Unions aren't us, thanks

May 16, 1997

BETTINA RHOADES runs a picket-line gauntlet of union taunts every day, unshakable in her belief that her responsibility is to students, writes Alan Thomson.

Mrs Rhoades, a lecturer in floristry and creative studies, is one of a silent majority of lecturers at Southwark College who believe that the current strike by Natfhe is misguided and is damaging students' education.

Around 150, mostly full-time, members of Southwark's 365 lecturing staff are on all-out indefinite strike over planned redundancies and contractual changes.

She said: "Natfhe is using our students as pawns. The union knows that many are sitting exams and preparing for assessments. I can't let my students down whatever I may feel about redundancies. For many of them it came down to the choice of buying food or materials for their course."

Mrs Rhoades, a lecturer for five years after leaving business, disagrees with the way lecturers are being made redundant in the sector. But this is still not enough to make her join Natfhe, which is the UK's largest lecturing union.

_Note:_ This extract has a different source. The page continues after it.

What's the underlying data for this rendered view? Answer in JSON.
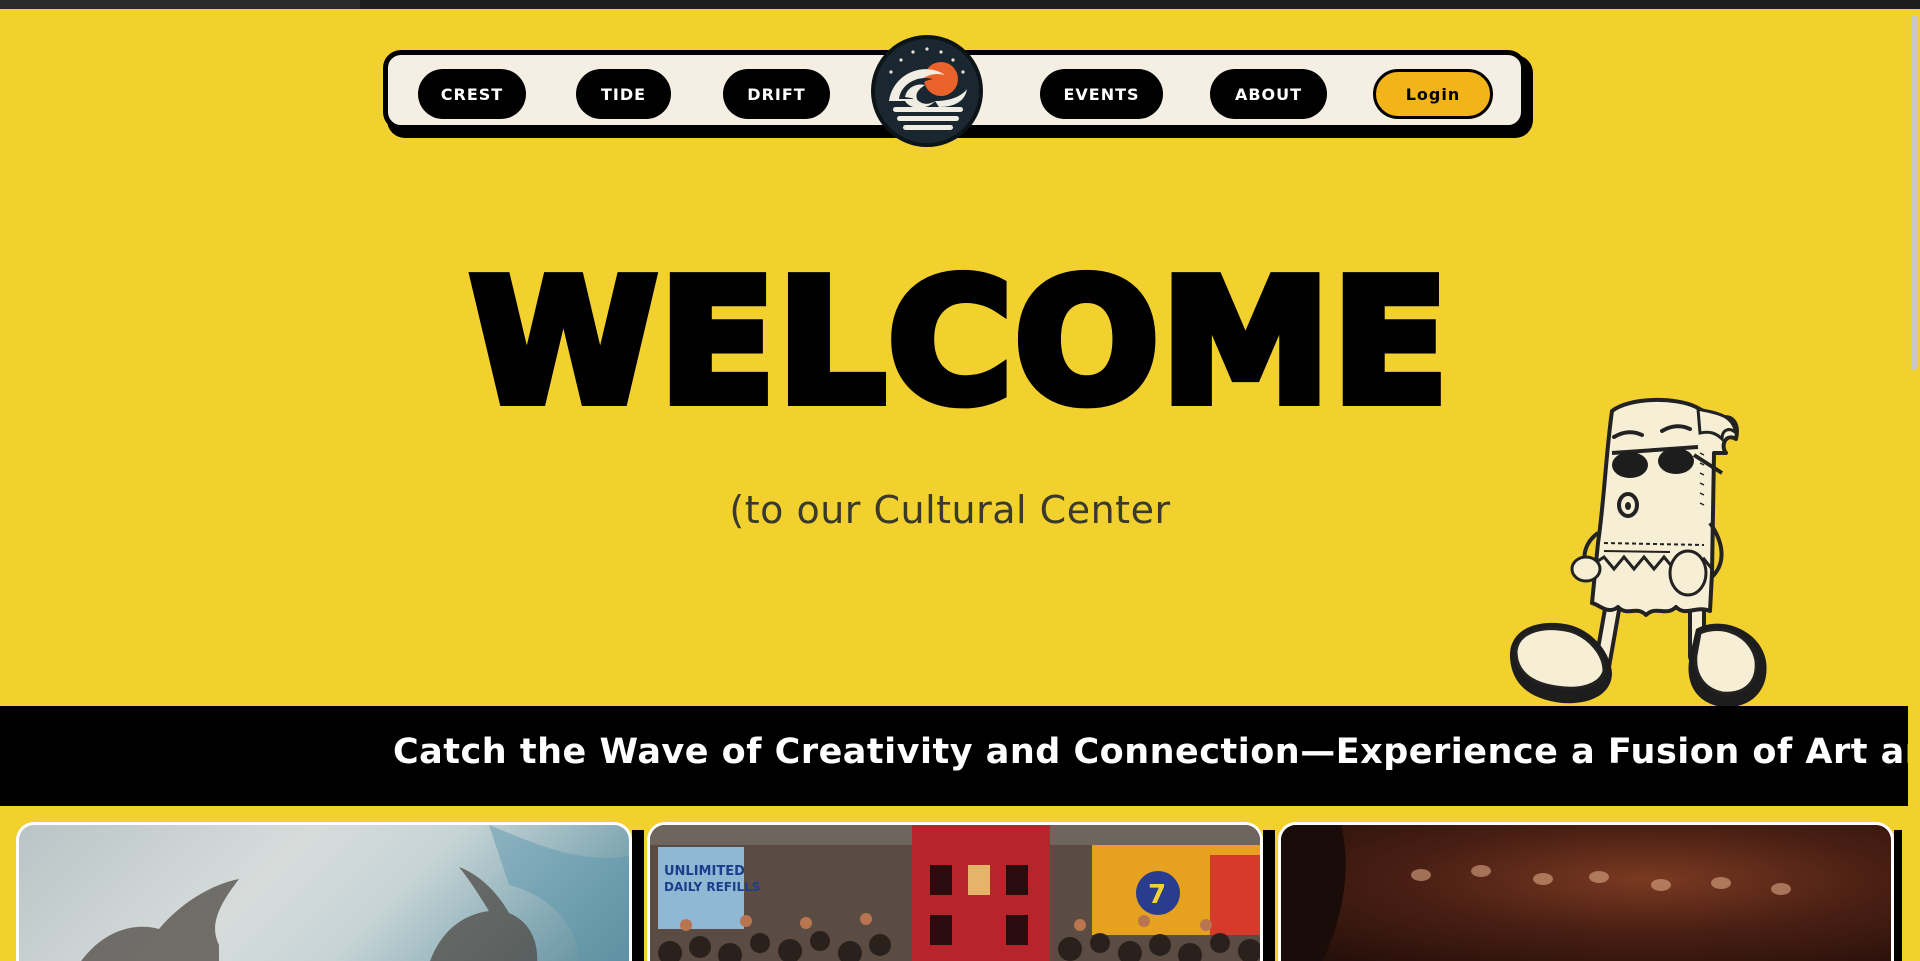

She said: "The union is too left wing. At Southwark it puts politics before education. I am used to comments being made when I cross the picket line," she added, "but I simply have very strong views about my students. It could have used a work-to-rule campaign instead of an all-out strike."

Please login or register to read this article

Register to continue

Get a month's unlimited access to THE content online. Just register and complete your career summary.

Registration is free and only takes a moment. Once registered you can read a total of 3 articles each month, plus:

  • Sign up for the editor's highlights
  • Receive World University Rankings news first
  • Get job alerts, shortlist jobs and save job searches
  • Participate in reader discussions and post comments

Have your say

Log in or register to post comments